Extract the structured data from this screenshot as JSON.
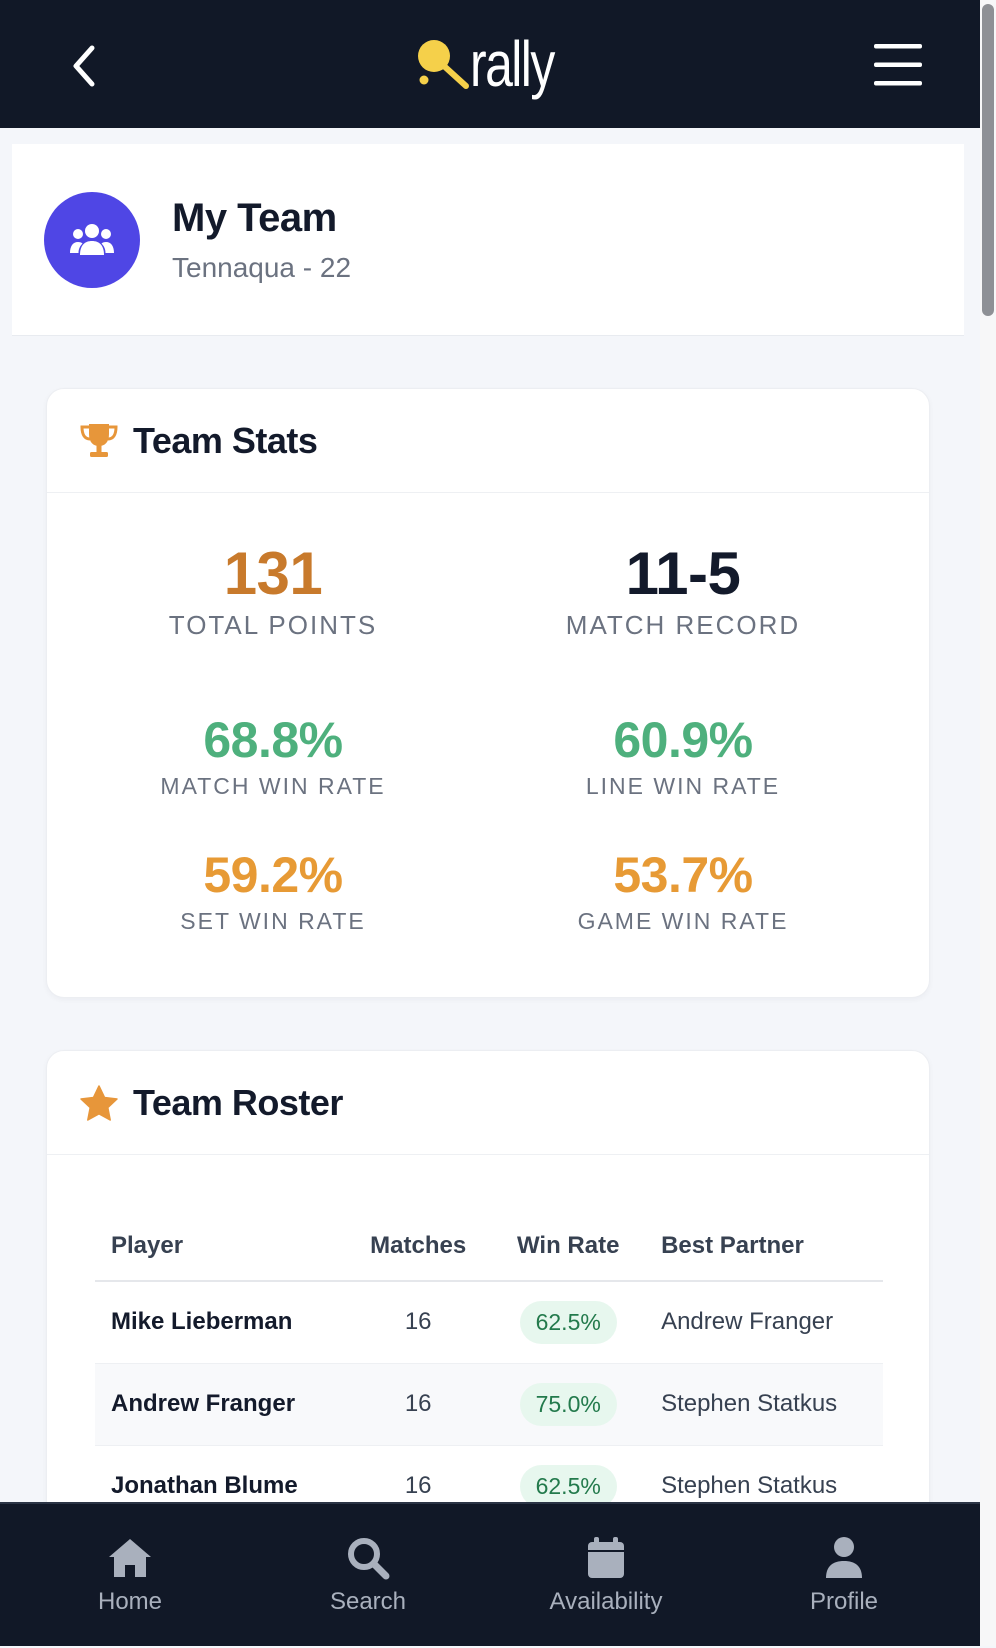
{
  "app": {
    "name": "rally"
  },
  "colors": {
    "nav_bg": "#111827",
    "accent_purple": "#4f46e5",
    "points_orange": "#c87a2c",
    "green": "#4eb07d",
    "amber": "#e79a35",
    "logo_yellow": "#f5d04a"
  },
  "header": {
    "title": "My Team",
    "subtitle": "Tennaqua - 22",
    "avatar_icon": "users-icon"
  },
  "team_stats": {
    "title": "Team Stats",
    "icon": "trophy-icon",
    "items": [
      {
        "value": "131",
        "label": "TOTAL POINTS"
      },
      {
        "value": "11-5",
        "label": "MATCH RECORD"
      },
      {
        "value": "68.8%",
        "label": "MATCH WIN RATE"
      },
      {
        "value": "60.9%",
        "label": "LINE WIN RATE"
      },
      {
        "value": "59.2%",
        "label": "SET WIN RATE"
      },
      {
        "value": "53.7%",
        "label": "GAME WIN RATE"
      }
    ]
  },
  "roster": {
    "title": "Team Roster",
    "icon": "star-icon",
    "columns": [
      "Player",
      "Matches",
      "Win Rate",
      "Best Partner"
    ],
    "rows": [
      {
        "player": "Mike Lieberman",
        "matches": "16",
        "win_rate": "62.5%",
        "best_partner": "Andrew Franger"
      },
      {
        "player": "Andrew Franger",
        "matches": "16",
        "win_rate": "75.0%",
        "best_partner": "Stephen Statkus"
      },
      {
        "player": "Jonathan Blume",
        "matches": "16",
        "win_rate": "62.5%",
        "best_partner": "Stephen Statkus"
      }
    ]
  },
  "bottom_nav": [
    {
      "label": "Home",
      "icon": "home-icon"
    },
    {
      "label": "Search",
      "icon": "search-icon"
    },
    {
      "label": "Availability",
      "icon": "calendar-icon"
    },
    {
      "label": "Profile",
      "icon": "user-icon"
    }
  ]
}
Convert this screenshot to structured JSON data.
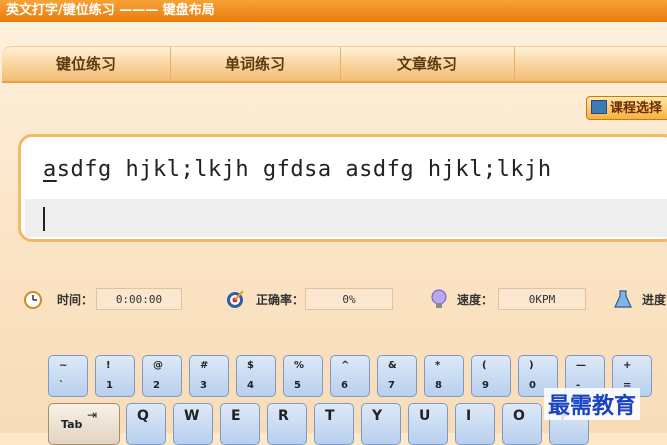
{
  "window": {
    "title": "英文打字/键位练习 ——— 键盘布局"
  },
  "tabs": [
    {
      "label": "键位练习"
    },
    {
      "label": "单词练习"
    },
    {
      "label": "文章练习"
    },
    {
      "label": ""
    }
  ],
  "course_button": {
    "label": "课程选择"
  },
  "practice": {
    "first_char": "a",
    "rest_text": "sdfg hjkl;lkjh gfdsa asdfg hjkl;lkjh",
    "input_value": ""
  },
  "stats": {
    "time": {
      "label": "时间：",
      "value": "0:00:00"
    },
    "accuracy": {
      "label": "正确率：",
      "value": "0%"
    },
    "speed": {
      "label": "速度：",
      "value": "0KPM"
    },
    "progress": {
      "label": "进度"
    }
  },
  "keyboard": {
    "number_row": [
      {
        "top": "~",
        "bottom": "`"
      },
      {
        "top": "!",
        "bottom": "1"
      },
      {
        "top": "@",
        "bottom": "2"
      },
      {
        "top": "#",
        "bottom": "3"
      },
      {
        "top": "$",
        "bottom": "4"
      },
      {
        "top": "%",
        "bottom": "5"
      },
      {
        "top": "^",
        "bottom": "6"
      },
      {
        "top": "&",
        "bottom": "7"
      },
      {
        "top": "*",
        "bottom": "8"
      },
      {
        "top": "(",
        "bottom": "9"
      },
      {
        "top": ")",
        "bottom": "0"
      },
      {
        "top": "—",
        "bottom": "-"
      },
      {
        "top": "+",
        "bottom": "="
      }
    ],
    "tab_key": {
      "label": "Tab",
      "arrow": "⇥"
    },
    "letter_row": [
      "Q",
      "W",
      "E",
      "R",
      "T",
      "Y",
      "U",
      "I",
      "O",
      "P"
    ]
  },
  "watermark": {
    "text": "最需教育"
  },
  "colors": {
    "title_bar": "#ea7b0e",
    "key_fill": "#b8cfee",
    "watermark": "#1843c2"
  }
}
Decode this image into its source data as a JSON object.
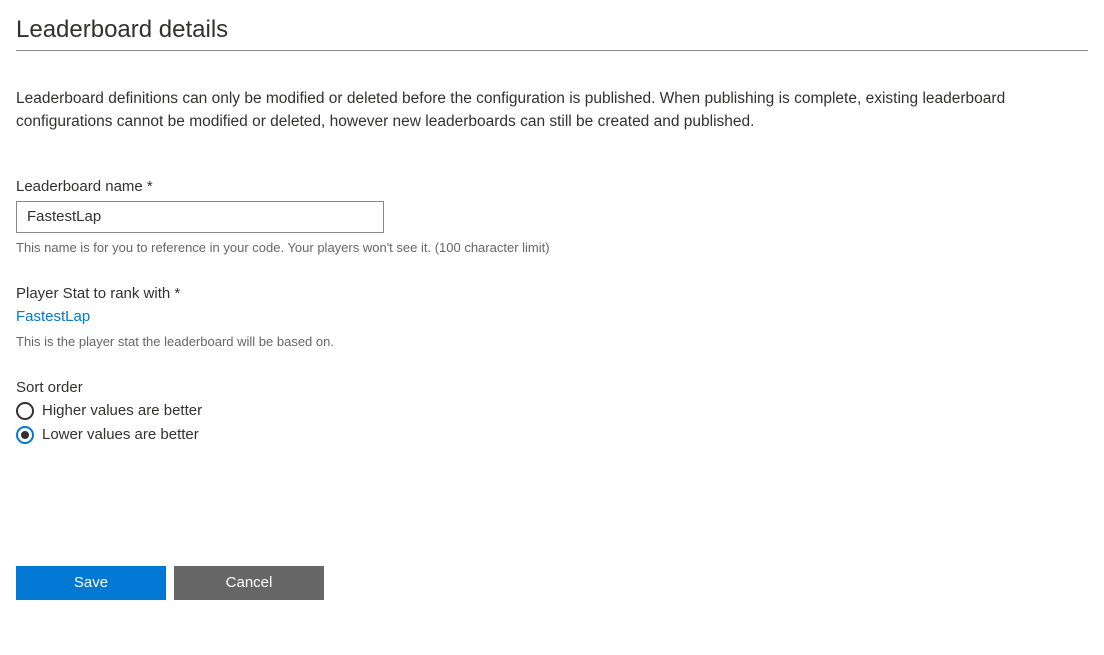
{
  "page": {
    "title": "Leaderboard details",
    "description": "Leaderboard definitions can only be modified or deleted before the configuration is published. When publishing is complete, existing leaderboard configurations cannot be modified or deleted, however new leaderboards can still be created and published."
  },
  "form": {
    "name_label": "Leaderboard name *",
    "name_value": "FastestLap",
    "name_helper": "This name is for you to reference in your code. Your players won't see it. (100 character limit)",
    "stat_label": "Player Stat to rank with *",
    "stat_value": "FastestLap",
    "stat_helper": "This is the player stat the leaderboard will be based on.",
    "sort_label": "Sort order",
    "sort_options": {
      "higher": "Higher values are better",
      "lower": "Lower values are better"
    },
    "sort_selected": "lower"
  },
  "buttons": {
    "save": "Save",
    "cancel": "Cancel"
  }
}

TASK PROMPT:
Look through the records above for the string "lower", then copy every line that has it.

YOUR SOLUTION:
      "lower": "Lower values are better"
    "sort_selected": "lower"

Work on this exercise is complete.